Boy, the Union are perfectly named. They're as dull as McClellan, bloodthirsty as Grant, and it's going to be three years or so before they can win away from home. I'm really sorry I told you to watch them play Portland. At least we saw the chainsaw once.
You were much better off watching, of all things, the Galaxy-Red Bulls game. The big names played extremely well...provided you just watched the highlights, as far as the Galaxy big names are concerned. But Rafa Marquez completely controlled the Galaxy offense, and Henry was just beautiful out there. That plinka-plinka move he did down the sideline in the first half was something I thought was going to get his leg broken...oh, oops. Sorry.
But hey, if I'm going to snottily criticize millionaires for not living up to my standards, I should be just as loud when they play well. The casual, non-committed fans got their money's worth Saturday night, and they'll have every reason to come back again.
This is how I responded to Mullan's record-breaking suspension, more or less.
And this is how Chuck E. Chivas alleged forward Marcos Mondaini reacted to Mullan's suspension:
Fraser, of course, is a former RSL assistant, so it's incomprehensible that he Ordered A Hit. And, as has been frantically pointed out, Mondaini is a forward, and thus can't be expected to act in a way that isn't a danger to himself and others. Or something.
But of course the damned tackle was malicious. Saying otherwise is like saying Oswald didn't mean to shoot John Connally. Look at the freaking highlight on MLSsoccer. Mondaini tried to slow down Morales, tried and failed to slap him as Morales made a hard right turn, and then Mondaini slid in from behind.

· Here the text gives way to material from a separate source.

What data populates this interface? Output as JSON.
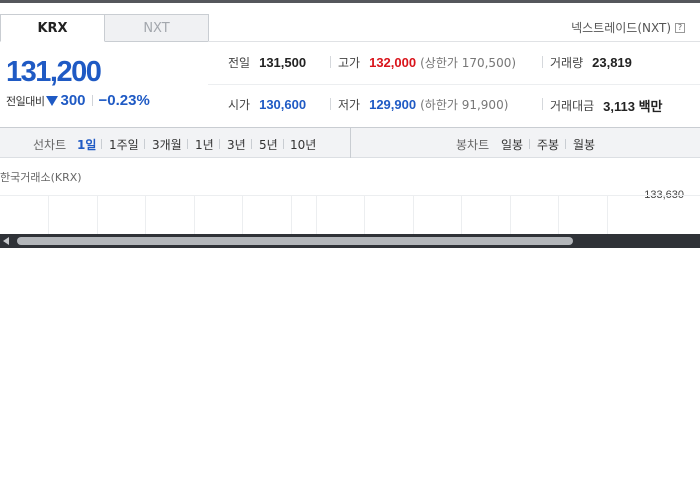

No, he didn't MEAN to break Morales' ankle. And Mullan didn't MEAN to break Zakuani's leg. And Leathers didn't MEAN to break Ferreira's ankle - I missed the league memo on how long Leathers was suspended, but I'm sure it was pretty harsh - just like Tyrone Marshall didn't mean to break Kenny Cooper's leg and Dema Kovalenko didn't mean to break Pollard and O'Brien's legs. All they wanted to do was neutralize a tactical advantage or superior talent by whatever means were available. All they wanted to do, in short, was cheat.

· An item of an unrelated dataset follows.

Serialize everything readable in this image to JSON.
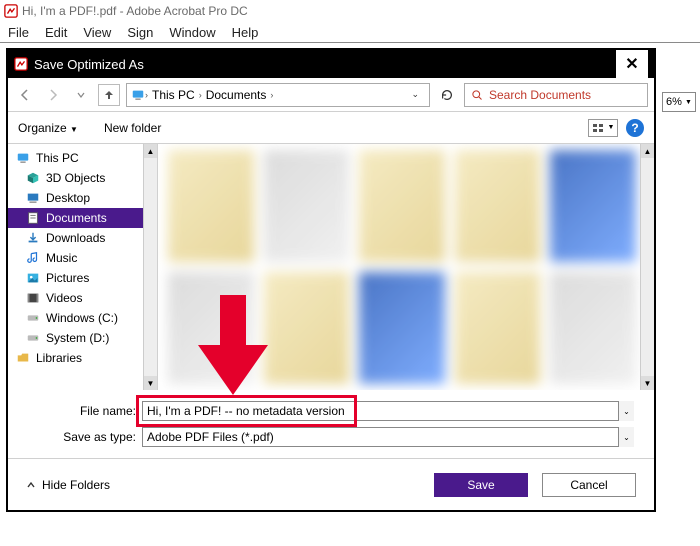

And I'm kind of not in the mood to hear that in their hearts beats a competitive fire so bright that desperate emotion takes over. Heat of the moment is all very well and good, but (a) they kept enough of a grasp of the basic rules not to, say, pick up the ball and run with it, and (b) so what if their intentions weren't to maim? I didn't mean to back over those orphans, either, but they still took away my license. Whether you're clumsy or malicious, you still are a liability on the field. And you shouldn't be on the field until the person you hurt can play, too.
"What if it's a career-ending injury, just through bad luck?" Misery loves company. Get a job.
But how to explain Mondraini? Even MLS couldn't have ruined him this fast...assuming that the rumors I heard about rough play in Argentina are just malicious falsehoods.
Remember, the goal isn't to have a game exactly as dangerous and cynical as the rest of the world. The point is to entertain American and Canadian audiences. By far the best way to do that is with talented players allowed to show their skills. The Galaxy (of all teams!) did not exact revenge on Thierry Henry for his showboating juggling, and even Galaxy fans are better for it. The Red Bulls didn't score on the play, students of the game appreciate proper defense, LA fans don't have a defender suspended for six months, and New York fans can still cheer for a cheating handballer. Everybody wins.
Not usually said about a 1-1 game, but there you go.